The NHRC has since written five letters to the Chairman of the UNN Governing Council, between August 2013 and October 2015, asking the Council “to submit the proceedings of the Council Committee of 19th January and 2nd February 2011 as well as that of the Council Appeals Committee of 7th August 2013 to enable the Commission determine whether the procedure followed was in violation of the rights of Prof C. Uche as alleged.”
Those letters have been roundly ignored. The National Human Rights Commission (NHRC) Act 1995 makes it an offence for any organisation to fail to comply with a written request for information from the NHRC.
There is a suggestion that the Chairman of the UNN’s governing council, Emmanuel Chukwuka Ukala, may be protecting Modum.
As this matter was rumbling on, Uche took a sabbatical, first as a Guest Professor at the Humboldt University Berlin (2008-2009), a Visiting Scholar in Accounting at the University of Sydney (October 2009), an Alexander von Humboldt Return Fellow (2010-2011) and a Guest Researcher at the Nordic Africa Institute Uppsala Sweden (2011), and is currently teaching at Leiden University in Holland.

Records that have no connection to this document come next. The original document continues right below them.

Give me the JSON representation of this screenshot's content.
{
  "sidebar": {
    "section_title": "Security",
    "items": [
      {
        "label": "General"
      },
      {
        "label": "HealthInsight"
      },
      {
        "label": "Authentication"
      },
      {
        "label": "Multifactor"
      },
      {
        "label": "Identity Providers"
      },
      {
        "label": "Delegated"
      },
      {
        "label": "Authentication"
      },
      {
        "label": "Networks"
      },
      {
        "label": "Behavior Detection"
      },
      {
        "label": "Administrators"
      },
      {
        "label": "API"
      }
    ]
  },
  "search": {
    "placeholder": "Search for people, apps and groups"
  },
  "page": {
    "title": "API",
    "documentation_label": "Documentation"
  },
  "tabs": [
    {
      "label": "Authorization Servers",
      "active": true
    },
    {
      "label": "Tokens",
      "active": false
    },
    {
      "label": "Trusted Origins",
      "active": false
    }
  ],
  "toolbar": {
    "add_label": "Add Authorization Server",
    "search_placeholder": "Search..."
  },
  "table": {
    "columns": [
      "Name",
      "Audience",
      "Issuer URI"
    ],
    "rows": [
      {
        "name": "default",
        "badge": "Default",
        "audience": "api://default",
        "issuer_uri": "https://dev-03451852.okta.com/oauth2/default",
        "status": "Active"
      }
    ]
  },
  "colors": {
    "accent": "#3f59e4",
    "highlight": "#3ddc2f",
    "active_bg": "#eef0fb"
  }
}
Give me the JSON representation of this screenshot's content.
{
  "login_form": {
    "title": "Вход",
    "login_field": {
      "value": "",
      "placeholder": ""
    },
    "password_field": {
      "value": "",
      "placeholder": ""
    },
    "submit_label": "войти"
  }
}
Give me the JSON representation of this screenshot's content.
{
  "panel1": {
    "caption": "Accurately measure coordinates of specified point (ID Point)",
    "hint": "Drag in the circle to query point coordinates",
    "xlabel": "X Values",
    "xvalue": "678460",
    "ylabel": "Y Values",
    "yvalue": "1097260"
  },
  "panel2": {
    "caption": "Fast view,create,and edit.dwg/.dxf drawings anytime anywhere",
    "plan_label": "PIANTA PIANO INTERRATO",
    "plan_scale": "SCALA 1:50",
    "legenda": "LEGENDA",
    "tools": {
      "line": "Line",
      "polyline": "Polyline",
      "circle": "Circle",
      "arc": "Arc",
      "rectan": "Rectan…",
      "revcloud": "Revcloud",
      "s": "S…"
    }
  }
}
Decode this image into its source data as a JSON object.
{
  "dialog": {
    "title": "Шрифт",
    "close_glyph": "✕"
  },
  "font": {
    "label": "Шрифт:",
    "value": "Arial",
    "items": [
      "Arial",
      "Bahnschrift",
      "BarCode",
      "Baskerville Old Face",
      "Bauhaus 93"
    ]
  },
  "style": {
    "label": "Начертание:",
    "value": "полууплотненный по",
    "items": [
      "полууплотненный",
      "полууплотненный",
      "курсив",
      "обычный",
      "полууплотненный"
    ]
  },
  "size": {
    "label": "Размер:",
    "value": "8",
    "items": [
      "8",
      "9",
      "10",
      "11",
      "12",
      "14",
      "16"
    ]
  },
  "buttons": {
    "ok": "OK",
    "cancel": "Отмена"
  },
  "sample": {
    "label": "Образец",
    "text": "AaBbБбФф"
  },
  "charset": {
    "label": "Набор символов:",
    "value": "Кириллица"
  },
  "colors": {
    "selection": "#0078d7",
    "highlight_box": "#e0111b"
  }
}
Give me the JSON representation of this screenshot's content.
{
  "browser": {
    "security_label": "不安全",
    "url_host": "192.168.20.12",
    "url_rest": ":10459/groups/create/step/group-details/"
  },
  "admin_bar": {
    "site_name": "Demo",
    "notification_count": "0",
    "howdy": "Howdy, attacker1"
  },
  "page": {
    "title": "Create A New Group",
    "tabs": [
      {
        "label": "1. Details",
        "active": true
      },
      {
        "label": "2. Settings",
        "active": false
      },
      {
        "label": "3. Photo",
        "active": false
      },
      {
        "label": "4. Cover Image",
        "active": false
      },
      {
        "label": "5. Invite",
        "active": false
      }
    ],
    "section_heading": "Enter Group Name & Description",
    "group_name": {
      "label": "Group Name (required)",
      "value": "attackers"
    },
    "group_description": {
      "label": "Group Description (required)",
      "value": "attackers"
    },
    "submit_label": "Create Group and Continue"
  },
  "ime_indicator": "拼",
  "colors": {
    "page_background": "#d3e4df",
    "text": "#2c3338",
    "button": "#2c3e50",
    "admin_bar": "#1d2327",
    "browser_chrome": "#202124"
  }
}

The UNN governing council sacked Uche in October last year. This has prompted letters of protest to Minister for Education Adamu Adamu from some prominent alumni of UNN. The House of Representatives Committee on Public Petitions also received a petition on the matter in July 2014. It appears nothing came of this petition.
The Uche case is deeply disturbing on many levels for a renowned citadel of higher learning like UNN. The university risks fatally damaging its reputation by seemingly colluding in academic fraud. The victimisation of Uche for whistleblowing is a violation of his human rights and flies in the face of natural justice. This sort of behaviour may be appropriate in a banana republic, but grossly inappropriate in academia. The brazenness in ignoring the requests by the NHRC is shocking. In a climate in which President Muhamadu Buhari has made all the right noises about combating corruption, it sends the wrong signals for people that blow the whistle on wrongdoing to be penalised for doing the right thing.
Adamu, the Minister for Education, should intervene and review the case, examining all the relevant facts, which are readily available on request, to prevent this injustice from being swept under the carpet by the UNN authorities.